Jesus introduces the Samaritan as the caring person, after a priest and a Levite had refused to give the wounded man kindness or forgiveness!
The Samaritan traveler doesn't move over to the other side of the road, but when he sees the wounded man he takes pity on him. The Samaritan acts with courage; he binds up the wounds of the injured man, perhaps with his own headcovering or by tearing strips from his garment. The Samaritan also pours on oil and wine as healing agents. Olive oil was widely used to keep skin smooth, to soften wounds, and to heal bruises and deep cuts. Wine, perhaps, was poured on for cleansing. Wine would have had some disinfectant properties.
The Samaritan's love of his neighbor proved costly. He used his own supplies to cleanse and soothe the man's wounds, his own clothing to bandage him, his own animal to carry him while the Samaritan himself walked, his own money to pay for his care, and his own reputation and credit to vouch for any further expenses the man's care would require. Love can be costly. But if we have the means to help, we are to have courage and reach out to others. The Apostle John taught, "If we are rich and see others in need, yet close our hearts against them, how can we claim that we love God? My children, our love should not be just words and talk; it must be true love, which shows itself in action" (1 John 3:17-18).
There wasn't an emergency room where the Samaritan could take the man. Instead, he took him to a "motel" and cared for the man himself that night. The next day the Samaritan pays the innkeeper to take care of the wounded man and the Samaritan promises to take care of any additional costs when he returns from his trip. The Samaritan is generous, willing to provide "whatever he needs”.
Now Jesus punches home his point. He asks the lawyer which of the three proved to be a neighbor to the wounded man, and the lawyer is forced to reply, "The one who was kind to him."
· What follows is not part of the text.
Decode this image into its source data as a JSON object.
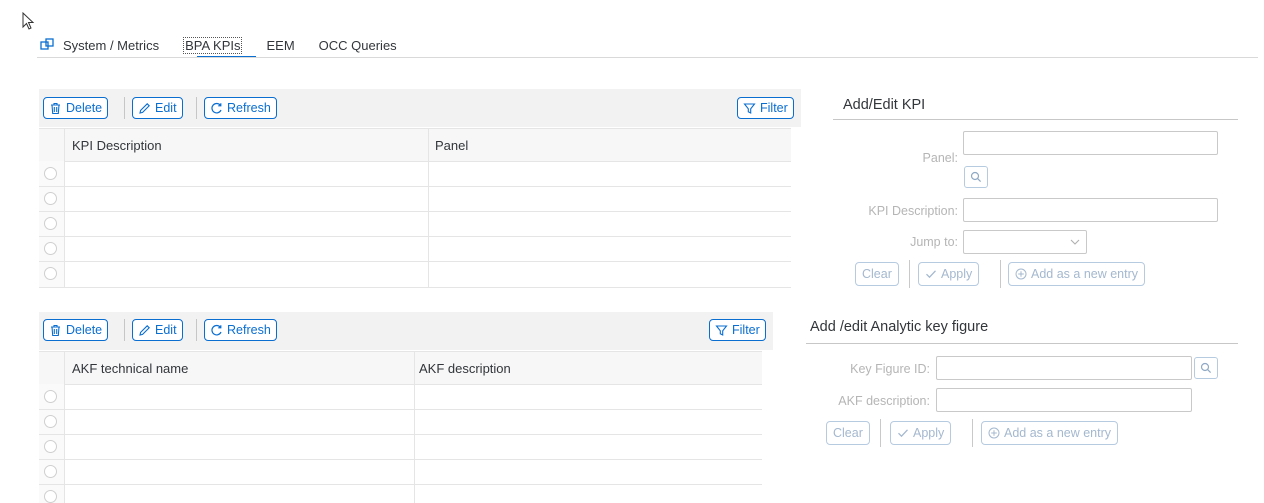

The lawyer began by asking for a definition of "neighbour" in order to justify limiting his love to his fellow Jews only.